(Record set)

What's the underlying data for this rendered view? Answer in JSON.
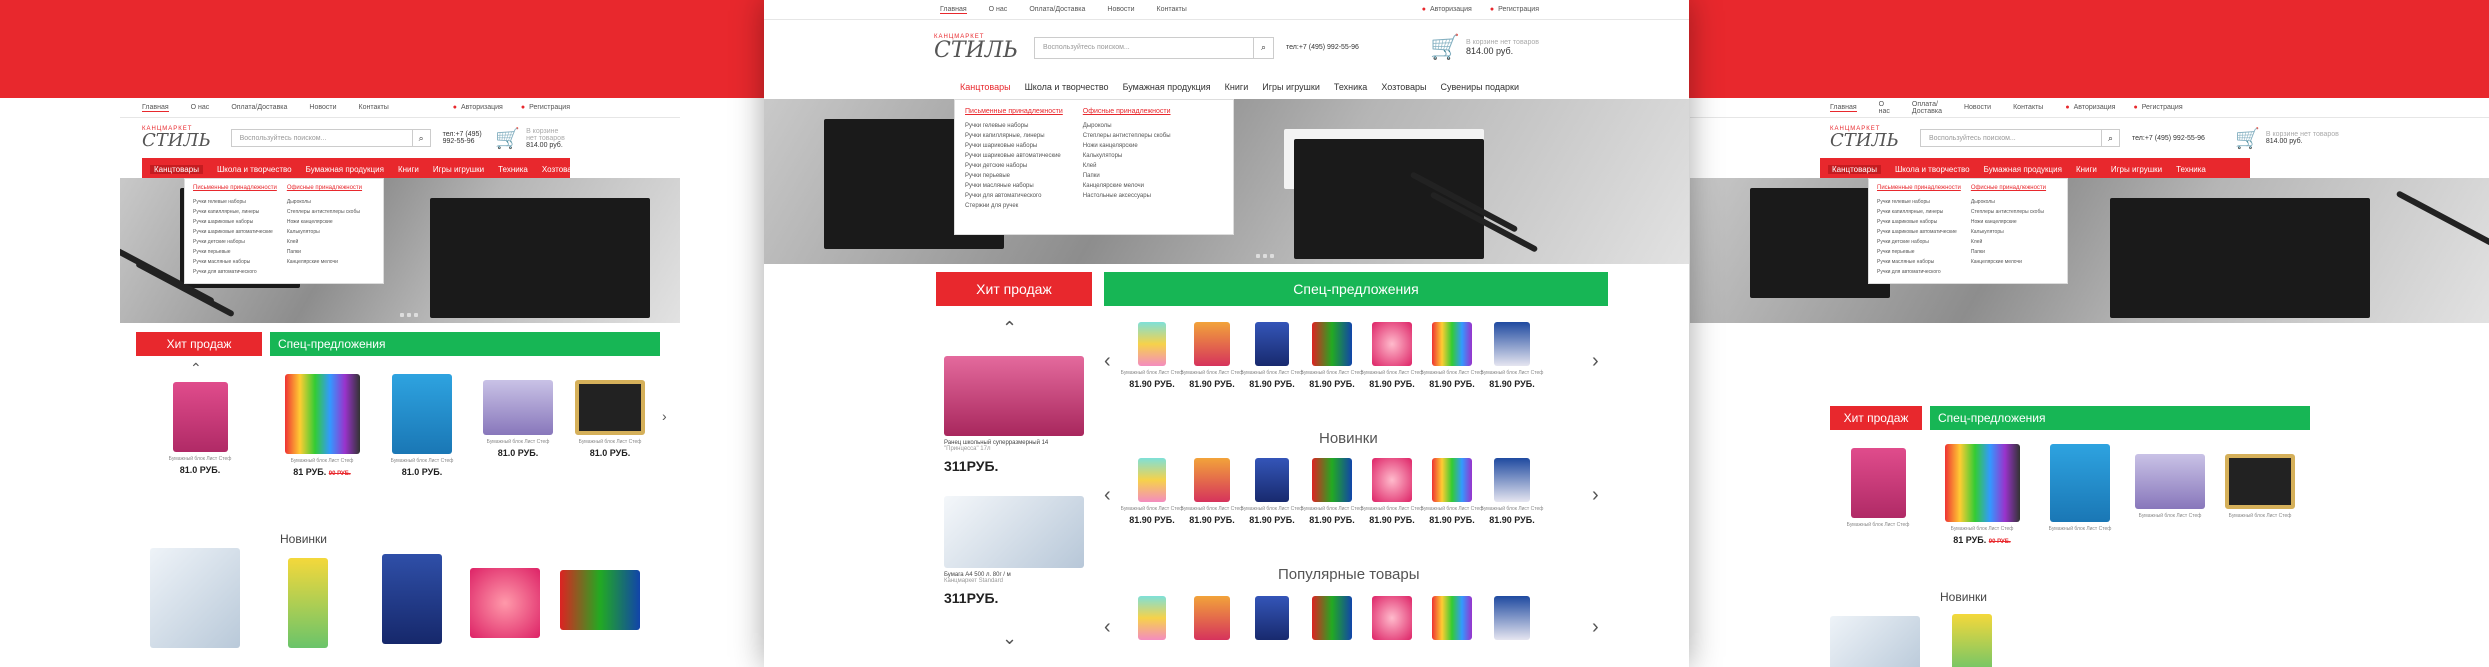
{
  "colors": {
    "accent": "#e8282d",
    "green": "#17b655"
  },
  "topbar": {
    "links": [
      "Главная",
      "О нас",
      "Оплата/Доставка",
      "Новости",
      "Контакты"
    ],
    "login": "Авторизация",
    "register": "Регистрация"
  },
  "header": {
    "logo_top": "КАНЦМАРКЕТ",
    "logo_main": "СТИЛЬ",
    "search_placeholder": "Воспользуйтесь поиском...",
    "phone": "тел:+7 (495) 992-55-96",
    "cart_label": "В корзине нет товаров",
    "cart_sum": "814.00 руб.",
    "icons": {
      "search": "search-icon",
      "cart": "basket-icon"
    }
  },
  "nav": [
    "Канцтовары",
    "Школа и творчество",
    "Бумажная продукция",
    "Книги",
    "Игры игрушки",
    "Техника",
    "Хозтовары",
    "Сувениры подарки"
  ],
  "dropdown": {
    "col1_head": "Письменные принадлежности",
    "col1": [
      "Ручки гелевые наборы",
      "Ручки капиллярные, линеры",
      "Ручки шариковые наборы",
      "Ручки шариковые автоматические",
      "Ручки детские наборы",
      "Ручки перьевые",
      "Ручки масляные наборы",
      "Ручки для автоматического",
      "Стержни для ручек"
    ],
    "col2_head": "Офисные принадлежности",
    "col2": [
      "Дыроколы",
      "Степлеры антистеплеры скобы",
      "Ножи канцелярские",
      "Калькуляторы",
      "Клей",
      "Папки",
      "Канцелярские мелочи",
      "Настольные аксессуары"
    ]
  },
  "blocks": {
    "hit": "Хит продаж",
    "hit_short": "Хит продаж",
    "special": "Спец-предложения",
    "new": "Новинки",
    "popular": "Популярные товары"
  },
  "product": {
    "name": "Бумажный блок Лист Стеф",
    "price": "81.90 РУБ.",
    "price_short": "81 РУБ.",
    "price_side": "81.0 РУБ.",
    "old_price": "90 РУБ."
  },
  "lead": {
    "item1_name": "Ранец школьный суперразмерный 14",
    "item1_sub": "\"Принцесса\" 17л",
    "item1_price": "311РУБ.",
    "item2_name": "Бумага А4 500 л. 80г / м",
    "item2_sub": "Канцмаркет Standard",
    "item2_price": "311РУБ."
  }
}
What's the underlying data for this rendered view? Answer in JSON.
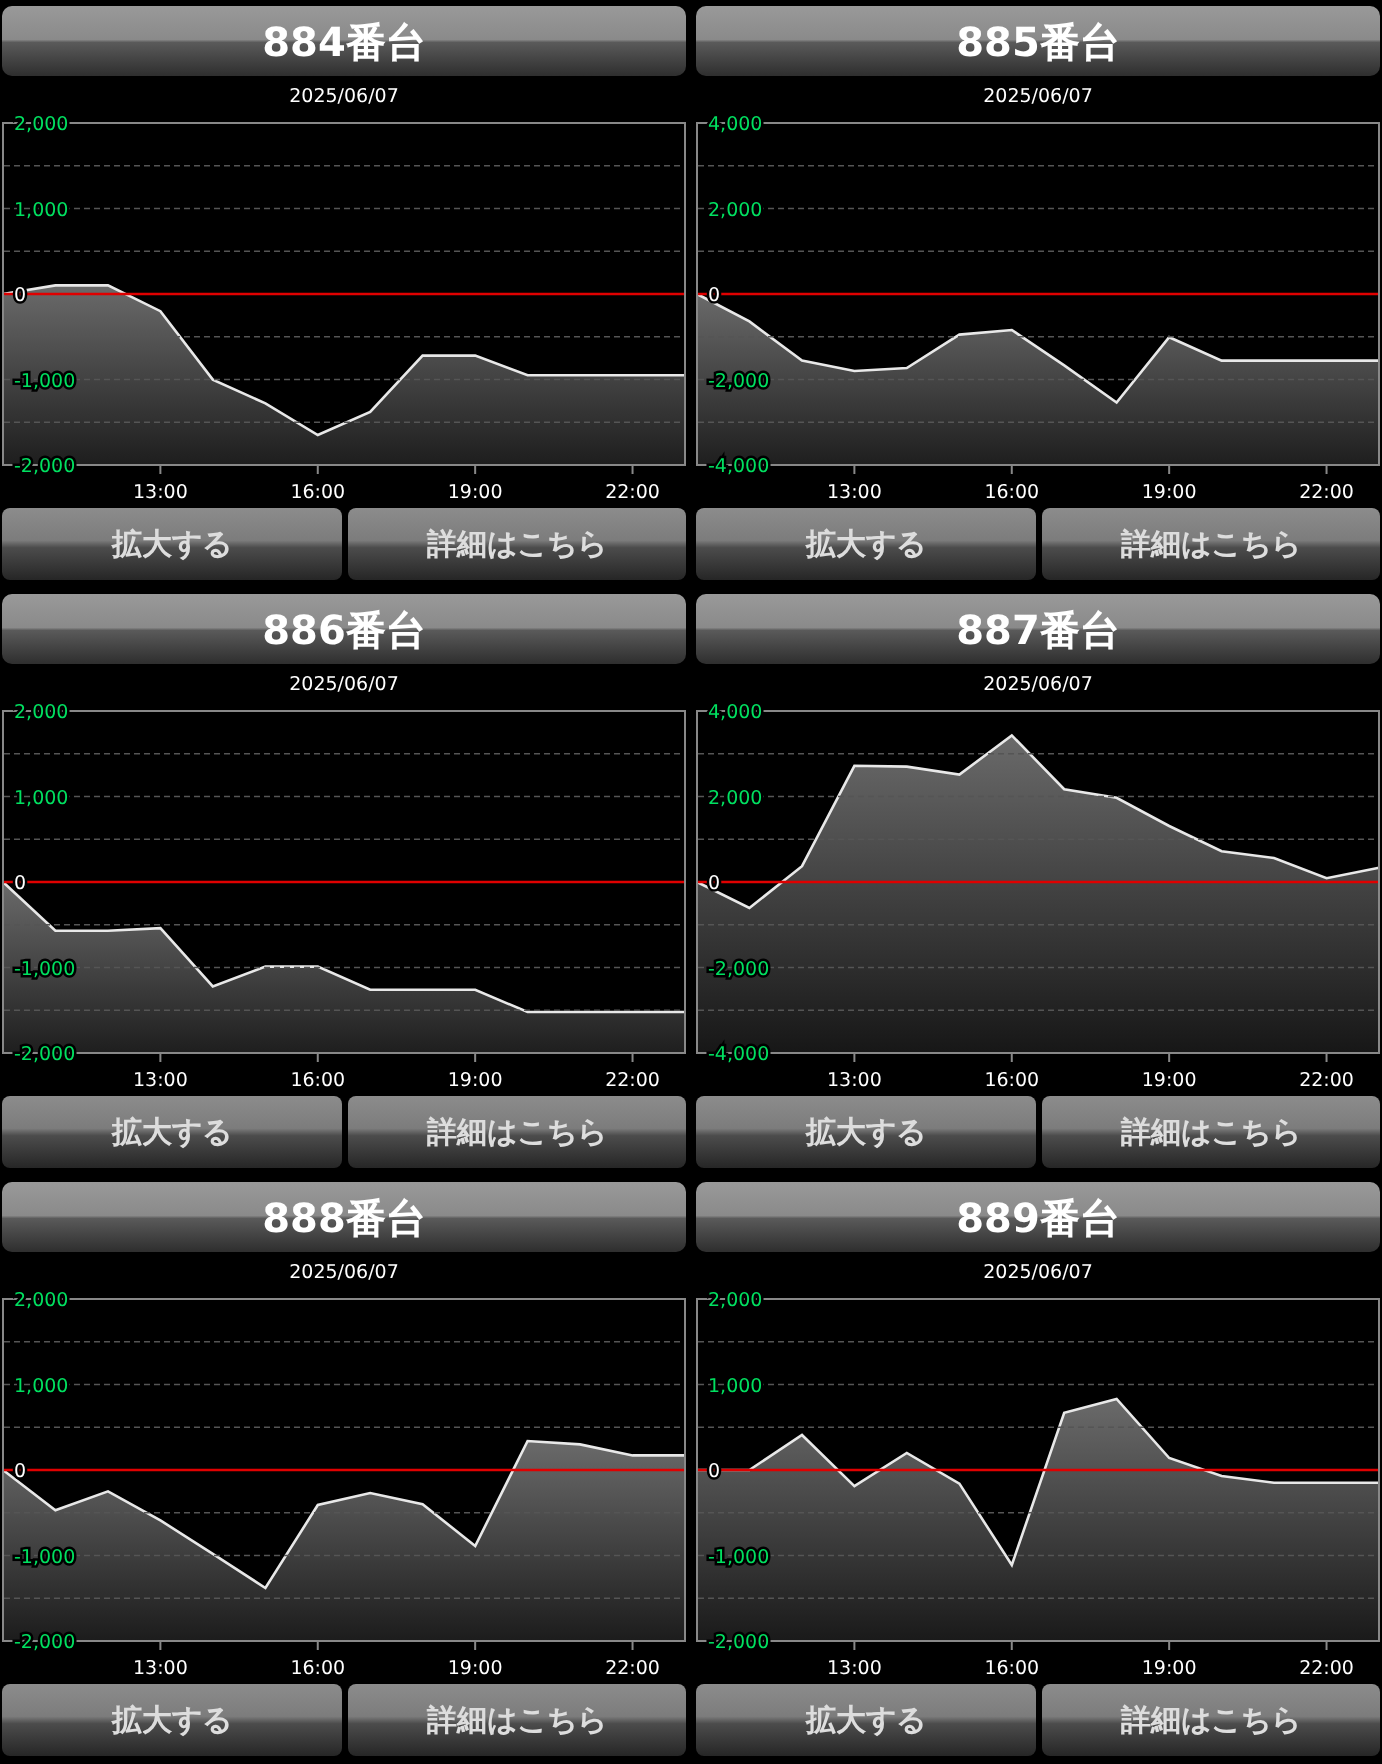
{
  "panels": [
    {
      "title": "884番台",
      "chart_data": {
        "type": "area",
        "title": "2025/06/07",
        "x": [
          10,
          11,
          12,
          13,
          14,
          15,
          16,
          17,
          18,
          19,
          20,
          21,
          22,
          23
        ],
        "xlim": [
          10,
          23
        ],
        "xticks": [
          {
            "value": 13,
            "label": "13:00"
          },
          {
            "value": 16,
            "label": "16:00"
          },
          {
            "value": 19,
            "label": "19:00"
          },
          {
            "value": 22,
            "label": "22:00"
          }
        ],
        "ylim": [
          -2000,
          2000
        ],
        "yticks": [
          {
            "value": 2000,
            "label": "2,000"
          },
          {
            "value": 1000,
            "label": "1,000"
          },
          {
            "value": 0,
            "label": "0"
          },
          {
            "value": -1000,
            "label": "-1,000"
          },
          {
            "value": -2000,
            "label": "-2,000"
          }
        ],
        "ref_lines": [
          {
            "axis": "y",
            "value": 0,
            "color": "#e00000"
          }
        ],
        "series": [
          {
            "values": [
              0,
              100,
              100,
              -200,
              -1000,
              -1280,
              -1650,
              -1380,
              -720,
              -720,
              -950,
              -950,
              -950,
              -950
            ]
          }
        ]
      },
      "buttons": [
        "拡大する",
        "詳細はこちら"
      ]
    },
    {
      "title": "885番台",
      "chart_data": {
        "type": "area",
        "title": "2025/06/07",
        "x": [
          10,
          11,
          12,
          13,
          14,
          15,
          16,
          17,
          18,
          19,
          20,
          21,
          22,
          23
        ],
        "xlim": [
          10,
          23
        ],
        "xticks": [
          {
            "value": 13,
            "label": "13:00"
          },
          {
            "value": 16,
            "label": "16:00"
          },
          {
            "value": 19,
            "label": "19:00"
          },
          {
            "value": 22,
            "label": "22:00"
          }
        ],
        "ylim": [
          -4000,
          4000
        ],
        "yticks": [
          {
            "value": 4000,
            "label": "4,000"
          },
          {
            "value": 2000,
            "label": "2,000"
          },
          {
            "value": 0,
            "label": "0"
          },
          {
            "value": -2000,
            "label": "-2,000"
          },
          {
            "value": -4000,
            "label": "-4,000"
          }
        ],
        "ref_lines": [
          {
            "axis": "y",
            "value": 0,
            "color": "#e00000"
          }
        ],
        "series": [
          {
            "values": [
              0,
              -640,
              -1560,
              -1800,
              -1730,
              -950,
              -840,
              -1670,
              -2540,
              -1010,
              -1560,
              -1560,
              -1560,
              -1560
            ]
          }
        ]
      },
      "buttons": [
        "拡大する",
        "詳細はこちら"
      ]
    },
    {
      "title": "886番台",
      "chart_data": {
        "type": "area",
        "title": "2025/06/07",
        "x": [
          10,
          11,
          12,
          13,
          14,
          15,
          16,
          17,
          18,
          19,
          20,
          21,
          22,
          23
        ],
        "xlim": [
          10,
          23
        ],
        "xticks": [
          {
            "value": 13,
            "label": "13:00"
          },
          {
            "value": 16,
            "label": "16:00"
          },
          {
            "value": 19,
            "label": "19:00"
          },
          {
            "value": 22,
            "label": "22:00"
          }
        ],
        "ylim": [
          -2000,
          2000
        ],
        "yticks": [
          {
            "value": 2000,
            "label": "2,000"
          },
          {
            "value": 1000,
            "label": "1,000"
          },
          {
            "value": 0,
            "label": "0"
          },
          {
            "value": -1000,
            "label": "-1,000"
          },
          {
            "value": -2000,
            "label": "-2,000"
          }
        ],
        "ref_lines": [
          {
            "axis": "y",
            "value": 0,
            "color": "#e00000"
          }
        ],
        "series": [
          {
            "values": [
              0,
              -570,
              -570,
              -540,
              -1220,
              -990,
              -990,
              -1260,
              -1260,
              -1260,
              -1520,
              -1520,
              -1520,
              -1520
            ]
          }
        ]
      },
      "buttons": [
        "拡大する",
        "詳細はこちら"
      ]
    },
    {
      "title": "887番台",
      "chart_data": {
        "type": "area",
        "title": "2025/06/07",
        "x": [
          10,
          11,
          12,
          13,
          14,
          15,
          16,
          17,
          18,
          19,
          20,
          21,
          22,
          23
        ],
        "xlim": [
          10,
          23
        ],
        "xticks": [
          {
            "value": 13,
            "label": "13:00"
          },
          {
            "value": 16,
            "label": "16:00"
          },
          {
            "value": 19,
            "label": "19:00"
          },
          {
            "value": 22,
            "label": "22:00"
          }
        ],
        "ylim": [
          -4000,
          4000
        ],
        "yticks": [
          {
            "value": 4000,
            "label": "4,000"
          },
          {
            "value": 2000,
            "label": "2,000"
          },
          {
            "value": 0,
            "label": "0"
          },
          {
            "value": -2000,
            "label": "-2,000"
          },
          {
            "value": -4000,
            "label": "-4,000"
          }
        ],
        "ref_lines": [
          {
            "axis": "y",
            "value": 0,
            "color": "#e00000"
          }
        ],
        "series": [
          {
            "values": [
              0,
              -610,
              370,
              2720,
              2700,
              2510,
              3430,
              2170,
              1970,
              1310,
              720,
              560,
              90,
              330
            ]
          }
        ]
      },
      "buttons": [
        "拡大する",
        "詳細はこちら"
      ]
    },
    {
      "title": "888番台",
      "chart_data": {
        "type": "area",
        "title": "2025/06/07",
        "x": [
          10,
          11,
          12,
          13,
          14,
          15,
          16,
          17,
          18,
          19,
          20,
          21,
          22,
          23
        ],
        "xlim": [
          10,
          23
        ],
        "xticks": [
          {
            "value": 13,
            "label": "13:00"
          },
          {
            "value": 16,
            "label": "16:00"
          },
          {
            "value": 19,
            "label": "19:00"
          },
          {
            "value": 22,
            "label": "22:00"
          }
        ],
        "ylim": [
          -2000,
          2000
        ],
        "yticks": [
          {
            "value": 2000,
            "label": "2,000"
          },
          {
            "value": 1000,
            "label": "1,000"
          },
          {
            "value": 0,
            "label": "0"
          },
          {
            "value": -1000,
            "label": "-1,000"
          },
          {
            "value": -2000,
            "label": "-2,000"
          }
        ],
        "ref_lines": [
          {
            "axis": "y",
            "value": 0,
            "color": "#e00000"
          }
        ],
        "series": [
          {
            "values": [
              0,
              -470,
              -250,
              -590,
              -980,
              -1380,
              -410,
              -270,
              -400,
              -890,
              340,
              300,
              170,
              170
            ]
          }
        ]
      },
      "buttons": [
        "拡大する",
        "詳細はこちら"
      ]
    },
    {
      "title": "889番台",
      "chart_data": {
        "type": "area",
        "title": "2025/06/07",
        "x": [
          10,
          11,
          12,
          13,
          14,
          15,
          16,
          17,
          18,
          19,
          20,
          21,
          22,
          23
        ],
        "xlim": [
          10,
          23
        ],
        "xticks": [
          {
            "value": 13,
            "label": "13:00"
          },
          {
            "value": 16,
            "label": "16:00"
          },
          {
            "value": 19,
            "label": "19:00"
          },
          {
            "value": 22,
            "label": "22:00"
          }
        ],
        "ylim": [
          -2000,
          2000
        ],
        "yticks": [
          {
            "value": 2000,
            "label": "2,000"
          },
          {
            "value": 1000,
            "label": "1,000"
          },
          {
            "value": 0,
            "label": "0"
          },
          {
            "value": -1000,
            "label": "-1,000"
          },
          {
            "value": -2000,
            "label": "-2,000"
          }
        ],
        "ref_lines": [
          {
            "axis": "y",
            "value": 0,
            "color": "#e00000"
          }
        ],
        "series": [
          {
            "values": [
              0,
              0,
              410,
              -190,
              200,
              -160,
              -1110,
              670,
              830,
              140,
              -70,
              -150,
              -150,
              -150
            ]
          }
        ]
      },
      "buttons": [
        "拡大する",
        "詳細はこちら"
      ]
    }
  ]
}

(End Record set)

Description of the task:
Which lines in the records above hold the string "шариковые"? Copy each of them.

Completed exercise:
      "Ручки шариковые наборы",
      "Ручки шариковые автоматические",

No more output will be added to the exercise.